At least that is how it is supposed to be. Is that even possible? Yes and No…don’t you love ambiguity. I have been married once and there have been good times and bad. In traditional wedding vows, you have that better and worse, richer and poorer, in sickness and in health exchange. Know what I think?? Most people saying those words are thinking, better, richer and healthy, when they should be preparing to love the other the most when, worse, poorer, and sickly.
Over the years I have attended hundreds of weddings, including my own elopement and vows with my husband of 49 years, Terry. In fact over the past 22 years I have sat and listened to the vows of couples, who looked into each other’s eyes and pledged to love each other forever, while my husband officiated. At none of these weddings did I think “this couple isn’t going to make it.” In fact, like most in attendance I was swept up in the moment, believing nothing could separate them and in the moment renewing my own vows, re-pledging my allegiance, love, and support to my man.
Alas, many have separated and divorced, including our oldest child and his first wife a woman he had known since childhood. No matter what people say about amicable divorces, the process and the outcome are wrenching, even more so when young children are involved. And lest anyone get the idea that only the immediate family, husband, wife, children suffer the agony, as a parent whose child has divorced, no children involved, I beg to differ. The picture offered in Yourdictionary.com of the word “asunder” is of a sledge hammer hitting a watermelon scattering bits and pieces that destroy the whole completely. Even divorces with clear Biblical backing, where non-believer and believer part, or unfaithfulness enters the picture, or one or the other partner is an abuser, even when no one doubts it is unavoidable, even then the shattered union splashes on family, friends, and co-workers.
In the wedding service Terry most often uses couples use vows that come from the book of Ruth. Words Ruth spoke to her mother-in-law, Naomi and not to her husband, but I personally think that sets the perfect tone for marriage vows.

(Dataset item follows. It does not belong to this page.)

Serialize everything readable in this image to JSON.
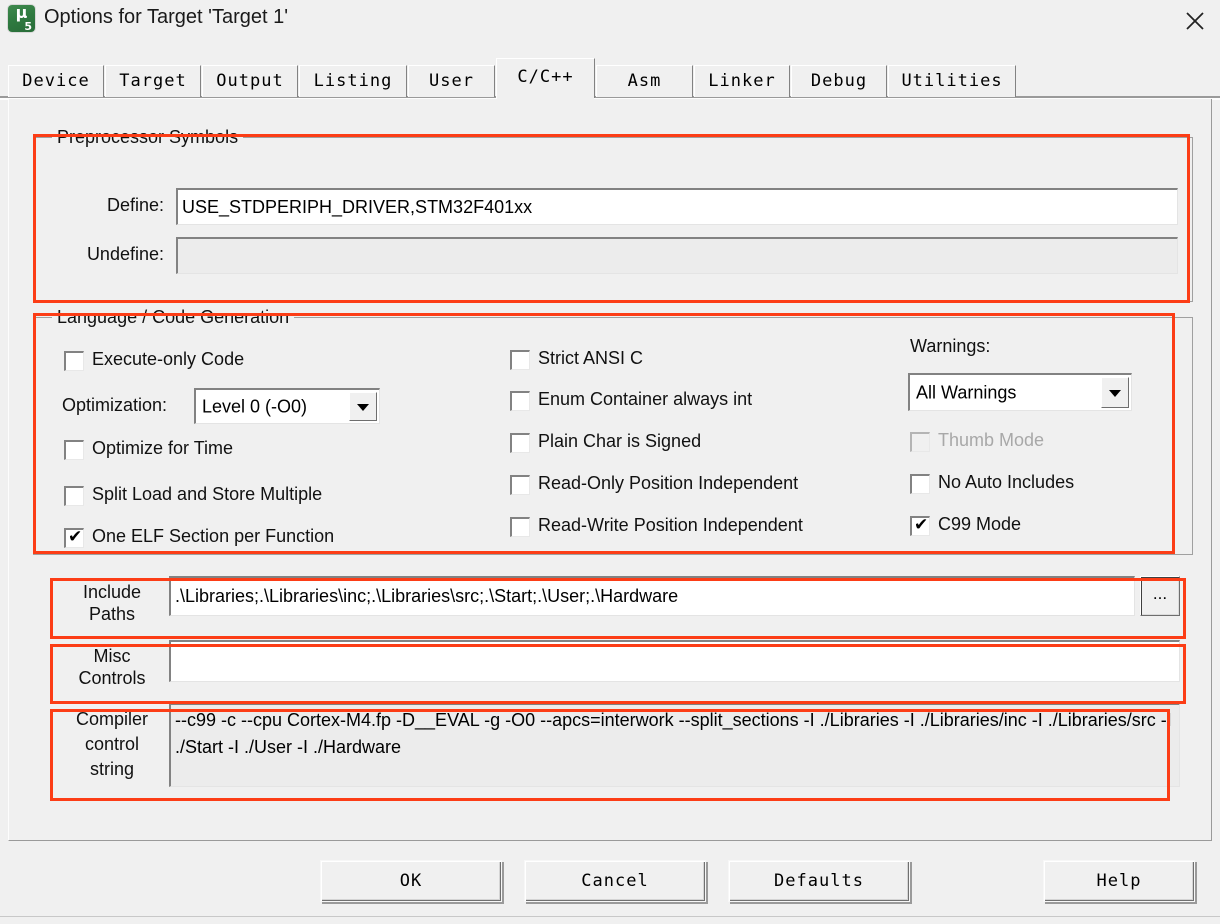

A couple unites to become one flesh, but they bring two families together also.
“I will never urge you to leave me or to turn away from following after me. Where you go, I will go. Where you lodge, I will lodge. Your people will be my people and your God, my God.”
These vows are my pledge to my husband. A few years back we purchased each other wedding rings with a portion of that scripture engraved in Hebrew, a visible reminder of the wonder of being One Flesh and a constant renewal of our commitment to each other and to The Lord.
For this reason a man shall leave his father and his mother, and be joined to his wife; and they shall become one flesh. (Genesis 2:24 NASB)
They said, “Moses permitted a man to write a certificate of divorce and send her away.” But Jesus said to them, “Because of your hardness of heart he wrote you this commandment. But from the beginning of creation, God made them male and female.
For this reason a man shall leave his father and mother, and the two shall become one flesh; so they are no longer two, but one flesh. What therefore God has joined together, let no man separate.” (Mark 10:4-9 NASB)